sparagrass or sparrowgrass. People throughout Europe, Asia, and the United
States use fresh Asparagus in their favorite cuisine. In China, Asparagus
spears are candied and served as special treats. It is widely popular today
as a scrumptious, fresh, healthy vegetable.
History - Asparagus
cultivation began more than 2,000 years ago in the eastern Mediterranean
Region. Greeks and Romans prized asparagus for its unique flavor, texture
and, alleged medicinal qualities. They ate it fresh and dried the vegetable
to use in winter. In the 16th Century, asparagus gained popularity in France
and in England. Asparagus is often called the "Food of Kings." King Louis
XIV of France was so fond of this delicacy that he ordered special
greenhouses build so he could enjoy asparagus all year round.
Learn more about
aspic (AS-pihk) -
In Greek it is called aspis and means a "shield." A clear jelly made from meat stock (or
occasionally from fruit or vegetable juices) thickened with gelatin. Used to
coat foods or it is cubed and used as a garnish. It also refers to a molded,
usually tomato-based, gelatin salad. It is basically the same as jellied consommé, except that more gelatin is added.
au bleu - The
French term for the method of preparing fish the instant after it is killed.
Used especially for trout, as in "truite au blue," when the freshly killed
fish is plunged into a boiling court bouillon, which turns the skin a
metallic blue color.
Au (saw) - It is a
French term that has the same meaning as "a la" meaning "in the
manner of," "in the style of," and "according to" In cooking, this
phrase designates the style of preparation or a particular garnish.
au beurre (bur) -
Made with or in butter
au bleu (blo) -
Means blue and describes the process where freshly killed fish is
plunged into boiling water and poached until the skin of the fish has a
au fromage (from-azh)
- The term means cheese and means made with or in cheese.
au gratin (GRAH-tn)
- To dress up vegetables, meats, and fish with a layer of bread crumbs
and/or grated cheese on top. It is then broiled or baked until a thin brown
au jus (joos) - (1) Is
French and has the same meaning as a la and be translated as "in" or
"with." (2) It also describes meat served in its own natural juices, not with gravy.
Au lait - Contain milk.
au naturel (nat-tur-el)
- Means natural or simple. It refers to foods which are served very

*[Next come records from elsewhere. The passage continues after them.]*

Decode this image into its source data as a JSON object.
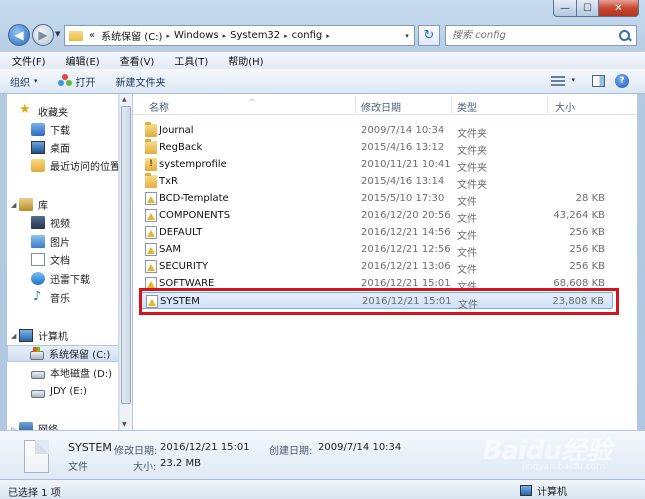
{
  "window": {
    "caption_min": "—",
    "caption_max": "☐",
    "caption_close": "✕"
  },
  "address_bar": {
    "history_chevron": "«",
    "segments": [
      "系统保留 (C:)",
      "Windows",
      "System32",
      "config"
    ],
    "separator": "▸",
    "dropdown": "▾"
  },
  "search": {
    "placeholder": "搜索 config"
  },
  "menu": [
    "文件(F)",
    "编辑(E)",
    "查看(V)",
    "工具(T)",
    "帮助(H)"
  ],
  "commands": {
    "organize": "组织",
    "open": "打开",
    "new_folder": "新建文件夹",
    "dropdown": "▾"
  },
  "nav": {
    "favorites": {
      "label": "收藏夹",
      "items": [
        "下载",
        "桌面",
        "最近访问的位置"
      ]
    },
    "libraries": {
      "label": "库",
      "items": [
        "视频",
        "图片",
        "文档",
        "迅雷下载",
        "音乐"
      ]
    },
    "computer": {
      "label": "计算机",
      "items": [
        "系统保留 (C:)",
        "本地磁盘 (D:)",
        "JDY (E:)"
      ]
    },
    "network": {
      "label": "网络"
    }
  },
  "columns": {
    "name": "名称",
    "date": "修改日期",
    "type": "类型",
    "size": "大小"
  },
  "files": [
    {
      "name": "Journal",
      "date": "2009/7/14 10:34",
      "type": "文件夹",
      "size": "",
      "icon": "folder-icon"
    },
    {
      "name": "RegBack",
      "date": "2015/4/16 13:12",
      "type": "文件夹",
      "size": "",
      "icon": "folder-icon"
    },
    {
      "name": "systemprofile",
      "date": "2010/11/21 10:41",
      "type": "文件夹",
      "size": "",
      "icon": "system-folder-icon"
    },
    {
      "name": "TxR",
      "date": "2015/4/16 13:14",
      "type": "文件夹",
      "size": "",
      "icon": "folder-icon"
    },
    {
      "name": "BCD-Template",
      "date": "2015/5/10 17:30",
      "type": "文件",
      "size": "28 KB",
      "icon": "file-icon"
    },
    {
      "name": "COMPONENTS",
      "date": "2016/12/20 20:56",
      "type": "文件",
      "size": "43,264 KB",
      "icon": "file-icon"
    },
    {
      "name": "DEFAULT",
      "date": "2016/12/21 14:56",
      "type": "文件",
      "size": "256 KB",
      "icon": "file-icon"
    },
    {
      "name": "SAM",
      "date": "2016/12/21 12:56",
      "type": "文件",
      "size": "256 KB",
      "icon": "file-icon"
    },
    {
      "name": "SECURITY",
      "date": "2016/12/21 13:06",
      "type": "文件",
      "size": "256 KB",
      "icon": "file-icon"
    },
    {
      "name": "SOFTWARE",
      "date": "2016/12/21 15:01",
      "type": "文件",
      "size": "68,608 KB",
      "icon": "file-icon"
    },
    {
      "name": "SYSTEM",
      "date": "2016/12/21 15:01",
      "type": "文件",
      "size": "23,808 KB",
      "icon": "file-icon",
      "selected": true
    }
  ],
  "details": {
    "name": "SYSTEM",
    "modified_label": "修改日期:",
    "modified_value": "2016/12/21 15:01",
    "created_label": "创建日期:",
    "created_value": "2009/7/14 10:34",
    "type": "文件",
    "size_label": "大小:",
    "size_value": "23.2 MB"
  },
  "status": {
    "selected": "已选择 1 项",
    "location": "计算机"
  },
  "watermark": {
    "main": "Baidu经验",
    "sub": "jingyan.baidu.com"
  },
  "colors": {
    "highlight_border": "#d4141b",
    "selection": "#cde0f6"
  }
}
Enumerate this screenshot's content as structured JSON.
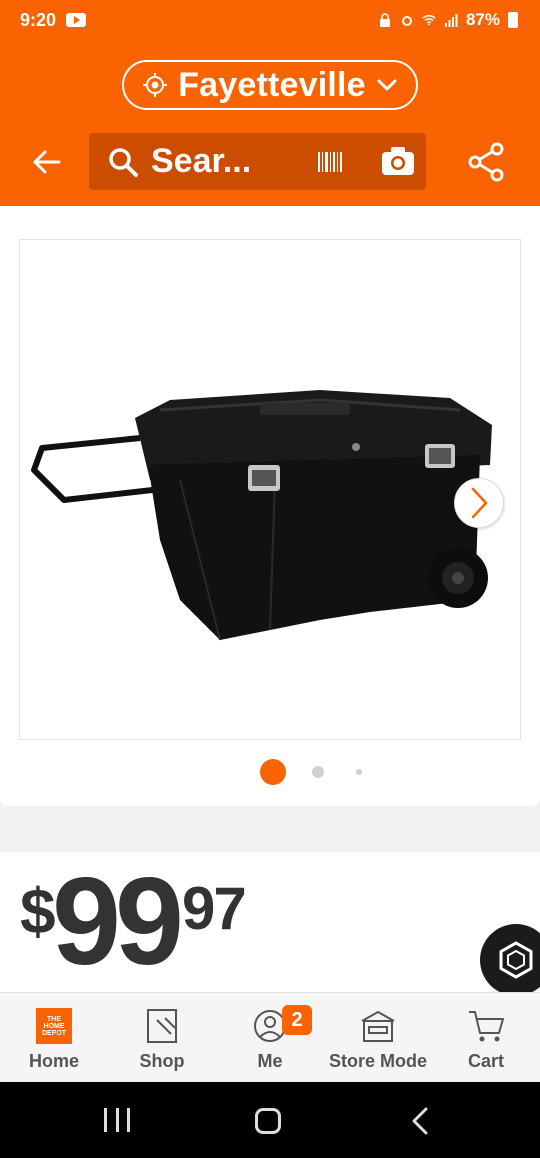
{
  "status_bar": {
    "time": "9:20",
    "battery": "87%"
  },
  "header": {
    "location": "Fayetteville",
    "search_placeholder": "Sear...",
    "accent_color": "#f96302"
  },
  "product_image": {
    "alt": "Black rolling tool chest with extended handle",
    "carousel_dots": 3,
    "active_dot": 0
  },
  "price": {
    "dollar_sign": "$",
    "whole": "99",
    "cents": "97"
  },
  "bottom_nav": {
    "items": [
      {
        "label": "Home",
        "icon": "home-depot-logo-icon"
      },
      {
        "label": "Shop",
        "icon": "shop-bag-icon"
      },
      {
        "label": "Me",
        "icon": "user-icon",
        "badge": "2"
      },
      {
        "label": "Store Mode",
        "icon": "store-icon"
      },
      {
        "label": "Cart",
        "icon": "cart-icon"
      }
    ]
  }
}
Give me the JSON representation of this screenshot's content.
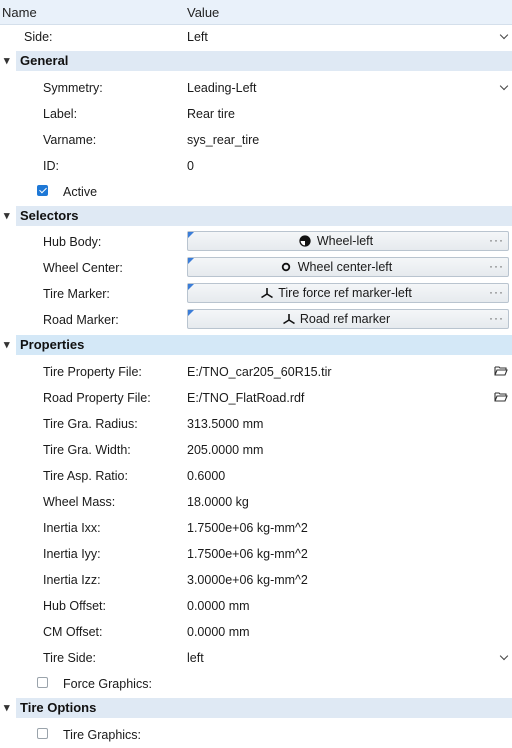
{
  "header": {
    "name_col": "Name",
    "value_col": "Value"
  },
  "side": {
    "label": "Side:",
    "value": "Left"
  },
  "general": {
    "title": "General",
    "symmetry": {
      "label": "Symmetry:",
      "value": "Leading-Left"
    },
    "label_row": {
      "label": "Label:",
      "value": "Rear tire"
    },
    "varname": {
      "label": "Varname:",
      "value": "sys_rear_tire"
    },
    "id": {
      "label": "ID:",
      "value": "0"
    },
    "active": {
      "label": "Active",
      "checked": true
    }
  },
  "selectors": {
    "title": "Selectors",
    "hub_body": {
      "label": "Hub Body:",
      "value": "Wheel-left",
      "icon": "body-icon"
    },
    "wheel_center": {
      "label": "Wheel Center:",
      "value": "Wheel center-left",
      "icon": "point-icon"
    },
    "tire_marker": {
      "label": "Tire Marker:",
      "value": "Tire force ref marker-left",
      "icon": "marker-icon"
    },
    "road_marker": {
      "label": "Road Marker:",
      "value": "Road ref marker",
      "icon": "marker-icon"
    },
    "more": "···"
  },
  "properties": {
    "title": "Properties",
    "tire_property_file": {
      "label": "Tire Property File:",
      "value": "E:/TNO_car205_60R15.tir"
    },
    "road_property_file": {
      "label": "Road Property File:",
      "value": "E:/TNO_FlatRoad.rdf"
    },
    "radius": {
      "label": "Tire Gra. Radius:",
      "value": "313.5000 mm"
    },
    "width": {
      "label": "Tire Gra. Width:",
      "value": "205.0000 mm"
    },
    "aspect": {
      "label": "Tire Asp. Ratio:",
      "value": "0.6000"
    },
    "mass": {
      "label": "Wheel Mass:",
      "value": "18.0000 kg"
    },
    "ixx": {
      "label": "Inertia Ixx:",
      "value": "1.7500e+06 kg-mm^2"
    },
    "iyy": {
      "label": "Inertia Iyy:",
      "value": "1.7500e+06 kg-mm^2"
    },
    "izz": {
      "label": "Inertia Izz:",
      "value": "3.0000e+06 kg-mm^2"
    },
    "hub_offset": {
      "label": "Hub Offset:",
      "value": "0.0000 mm"
    },
    "cm_offset": {
      "label": "CM Offset:",
      "value": "0.0000 mm"
    },
    "tire_side": {
      "label": "Tire Side:",
      "value": "left"
    },
    "force_graphics": {
      "label": "Force Graphics:",
      "checked": false
    }
  },
  "tire_options": {
    "title": "Tire Options",
    "tire_graphics": {
      "label": "Tire Graphics:",
      "checked": false
    }
  },
  "colors": {
    "accent": "#1e78d6",
    "section_band": "#dfe9f4",
    "header": "#e9f1fa"
  }
}
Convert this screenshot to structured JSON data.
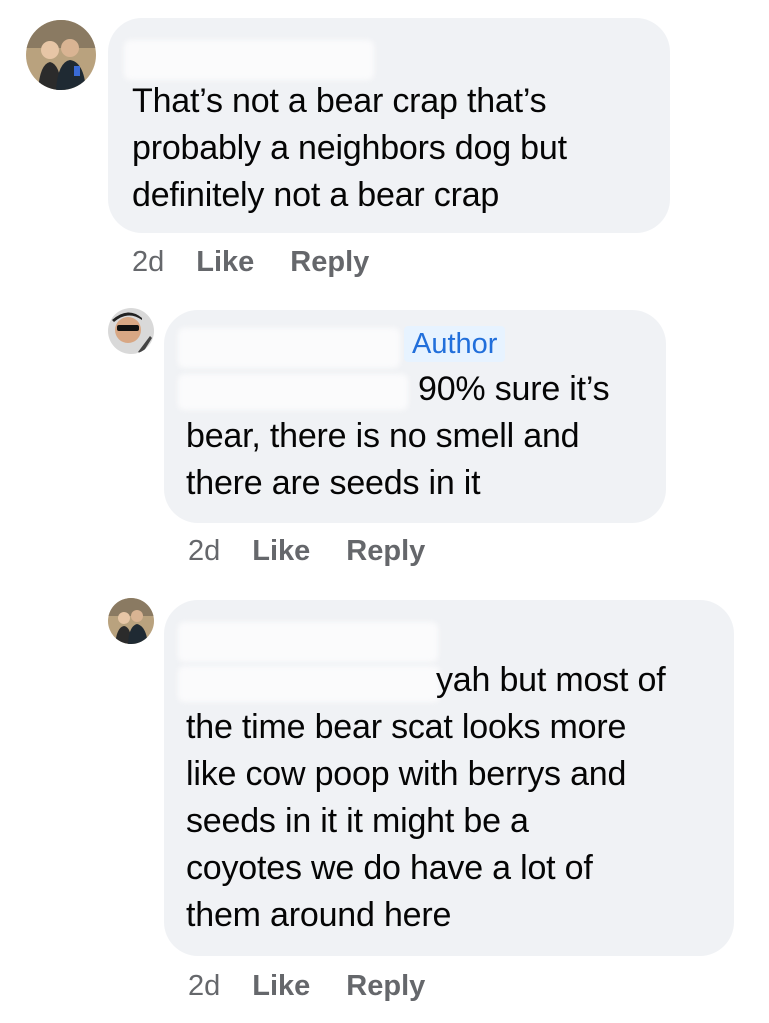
{
  "comments": [
    {
      "text": "That’s not a bear crap that’s\nprobably a neighbors dog but\ndefinitely not a bear crap",
      "time": "2d",
      "like_label": "Like",
      "reply_label": "Reply"
    },
    {
      "badge": "Author",
      "text_first": "90% sure it’s",
      "text": "bear, there is no smell and\nthere are seeds in it",
      "time": "2d",
      "like_label": "Like",
      "reply_label": "Reply"
    },
    {
      "text_first": "yah but most of",
      "text": "the time bear scat looks more\nlike cow poop with berrys and\nseeds in it it might be a\ncoyotes we do have a lot of\nthem around here",
      "time": "2d",
      "like_label": "Like",
      "reply_label": "Reply"
    }
  ],
  "colors": {
    "bubble": "#f0f2f5",
    "text": "#050505",
    "meta": "#65676b",
    "badge_bg": "#e7f3ff",
    "badge_text": "#216fdb"
  }
}
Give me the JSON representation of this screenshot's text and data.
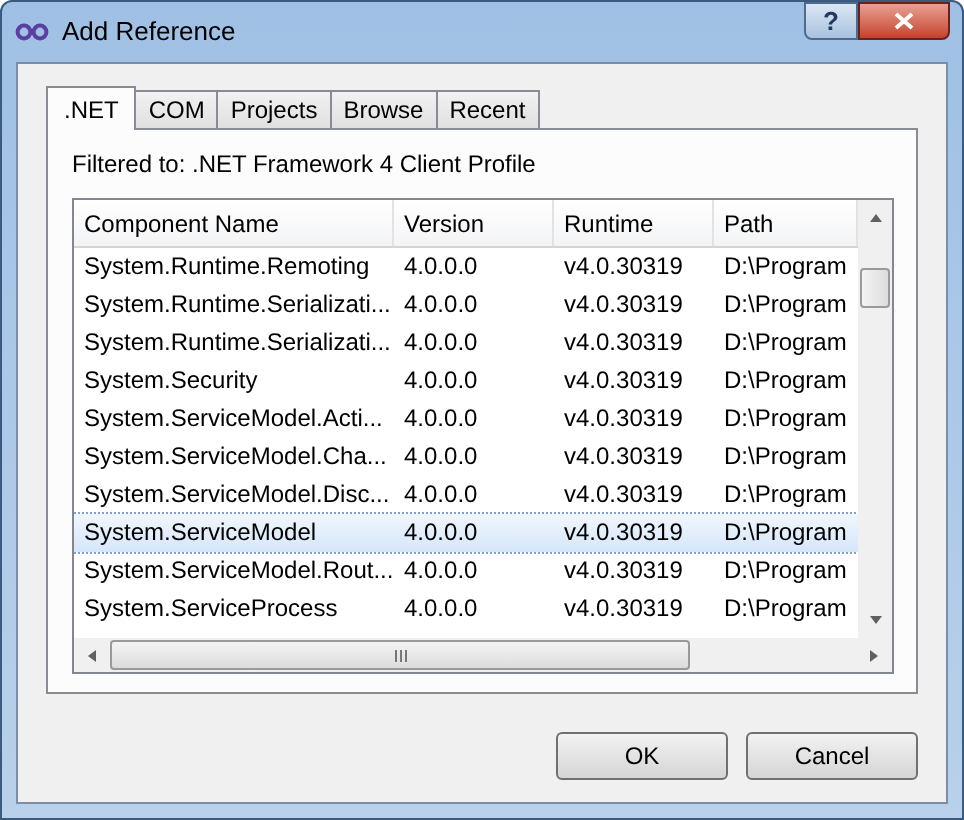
{
  "window": {
    "title": "Add Reference",
    "help": "?"
  },
  "tabs": [
    {
      "label": ".NET",
      "selected": true
    },
    {
      "label": "COM",
      "selected": false
    },
    {
      "label": "Projects",
      "selected": false
    },
    {
      "label": "Browse",
      "selected": false
    },
    {
      "label": "Recent",
      "selected": false
    }
  ],
  "filter_label": "Filtered to: .NET Framework 4 Client Profile",
  "table": {
    "columns": [
      "Component Name",
      "Version",
      "Runtime",
      "Path"
    ],
    "rows": [
      {
        "cells": [
          "System.Runtime.Remoting",
          "4.0.0.0",
          "v4.0.30319",
          "D:\\Program"
        ],
        "selected": false
      },
      {
        "cells": [
          "System.Runtime.Serializati...",
          "4.0.0.0",
          "v4.0.30319",
          "D:\\Program"
        ],
        "selected": false
      },
      {
        "cells": [
          "System.Runtime.Serializati...",
          "4.0.0.0",
          "v4.0.30319",
          "D:\\Program"
        ],
        "selected": false
      },
      {
        "cells": [
          "System.Security",
          "4.0.0.0",
          "v4.0.30319",
          "D:\\Program"
        ],
        "selected": false
      },
      {
        "cells": [
          "System.ServiceModel.Acti...",
          "4.0.0.0",
          "v4.0.30319",
          "D:\\Program"
        ],
        "selected": false
      },
      {
        "cells": [
          "System.ServiceModel.Cha...",
          "4.0.0.0",
          "v4.0.30319",
          "D:\\Program"
        ],
        "selected": false
      },
      {
        "cells": [
          "System.ServiceModel.Disc...",
          "4.0.0.0",
          "v4.0.30319",
          "D:\\Program"
        ],
        "selected": false
      },
      {
        "cells": [
          "System.ServiceModel",
          "4.0.0.0",
          "v4.0.30319",
          "D:\\Program"
        ],
        "selected": true
      },
      {
        "cells": [
          "System.ServiceModel.Rout...",
          "4.0.0.0",
          "v4.0.30319",
          "D:\\Program"
        ],
        "selected": false
      },
      {
        "cells": [
          "System.ServiceProcess",
          "4.0.0.0",
          "v4.0.30319",
          "D:\\Program"
        ],
        "selected": false
      }
    ]
  },
  "buttons": [
    "OK",
    "Cancel"
  ]
}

simply or which are uncooked.
au poivre (pwa-vra) -
Means pepper, and means cooked with pepper.
avocado (a-voh-KAH-doh) - The avocado used to be called alligator pear. It is a tropical
fruit native to Central America. Today, this fruit is grown in Southern
California. Avocados do not ripen on the tree and are rarely found ripe in
- Check out
History of Avocados.